Even those who still have the option of receiving more IVF treatments could face much greater difficulties.
The odds of successful IVF decline rapidly as women age, from 32 percent for women under 35 to just 4 percent for women over 44, declining to approximately 6 to 7 percent. for every two years of age.
Guy’s reportedly apologized for the delay and offered counseling to the women.
A letter sent to affected patients said the Trust had “become aware of a manufacturing issue with some vials of a solution which may have been used to freeze eggs and embryos in September and October 2022”. The times reported.
He continues: “This means that there is a risk that the eggs and embryos frozen in the affected solution will not survive the thawing process and cannot be used in the treatment.”
Guy’s Assisted Conception Unit treats around 2,000 patients a year.
Women shocked by the loss of eggs and embryos say they are devastated.
One, who spoke anonymously, said: “The doctor informed me that the eggs I had frozen are unlikely to be viable due to a faulty freezing process.” It has been devastating.
“It is traumatizing for these poor women to be told that their frozen eggs cannot be used.”
Currently, fertility treatment has a success rate of up to 40 percent.
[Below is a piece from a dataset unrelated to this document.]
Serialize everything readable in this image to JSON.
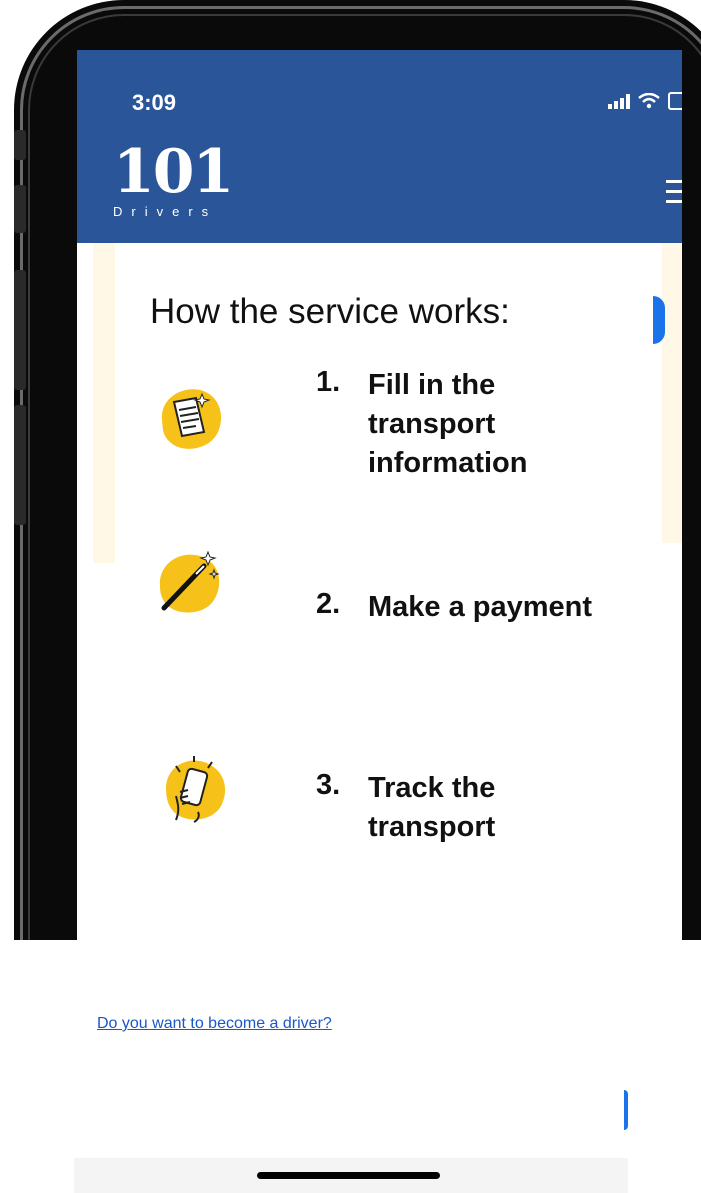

Around a third of IVF cycles among under-35s resulted in a live birth in 2019 in the UK. However, this proportion dropped to just 4 percent among people over 44 years of age.
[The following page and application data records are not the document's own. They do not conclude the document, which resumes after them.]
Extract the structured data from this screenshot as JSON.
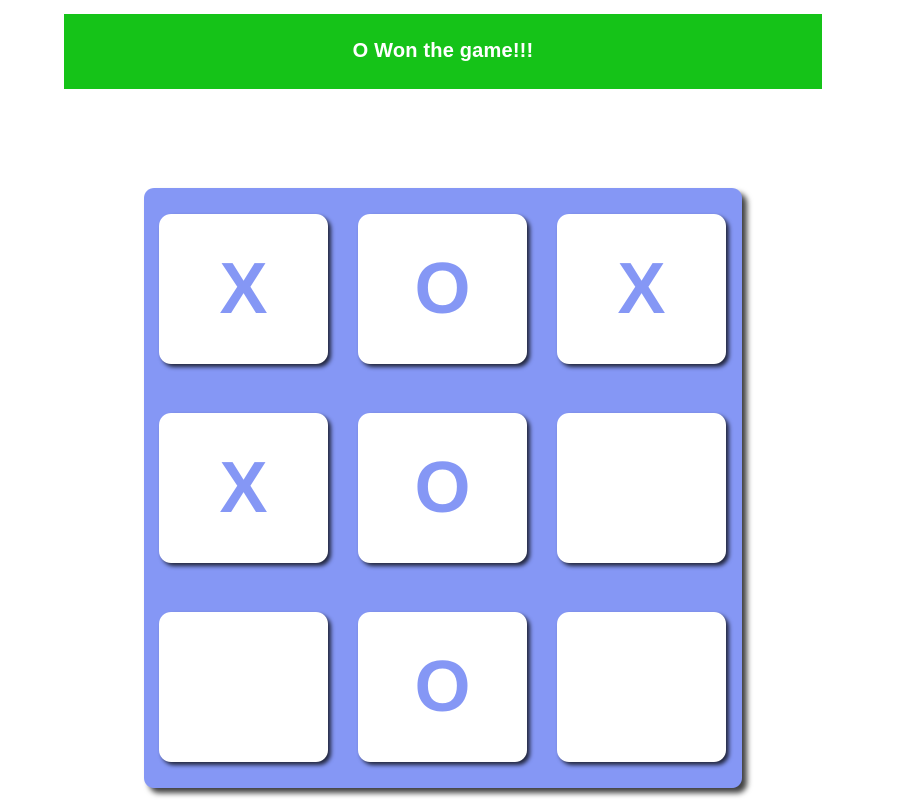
{
  "status": {
    "message": "O Won the game!!!",
    "color": "#15c318"
  },
  "board": {
    "color": "#8597f5",
    "mark_color": "#8597f5",
    "cells": [
      "X",
      "O",
      "X",
      "X",
      "O",
      "",
      "",
      "O",
      ""
    ]
  }
}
She asked that Guy’s cover the cost of additional fertility treatment.
A Trust spokesperson said: “We have contacted everyone affected and apologized for the delay in doing so and any distress this may have caused.”
“We are supporting those who may have been affected, including through our advice service, and would urge anyone with concerns to speak to us directly via the dedicated phone line we have set up.”
The conception unit reportedly became aware of the problem on March 10 last year, just weeks after the Medicines and Healthcare products Regulatory Agency issued an alert about problems with the freezing solution.
Rachel Cutting, director of compliance and information at the HFEA, warned that other fertility clinics may have been affected by the flaw.
“We are aware that this affected product may have been distributed to other UK clinics, although the HFEA is not currently aware of any other licensed clinics where patients have been affected,” it said.
‘We appreciate that any incident may worry patients.
“We advise patients to contact their own clinic with any queries or concerns as the clinic is in the best position to advise people on how they may or may not have been affected.”
The HFEA recorded more than 4,200 egg storage cycles in 2021, almost double the 2,500 in 2019.
The number of women freezing their eggs is thought to have increased during Covid because many feared they were running out of time to have a baby.
The pandemic halted dating among single women for months, leaving some unsure when they would find the right partner to start a family.
Egg freezing involves following the first steps of IVF, which takes two to three weeks to complete.
Women take medications to increase egg production and help them mature.
The eggs are then collected under general anesthesia, mixed with a freezing solution, and frozen.
Most patients under the age of 38 have seven to 14 eggs collected. On average, women lose about 1,000 eggs a month.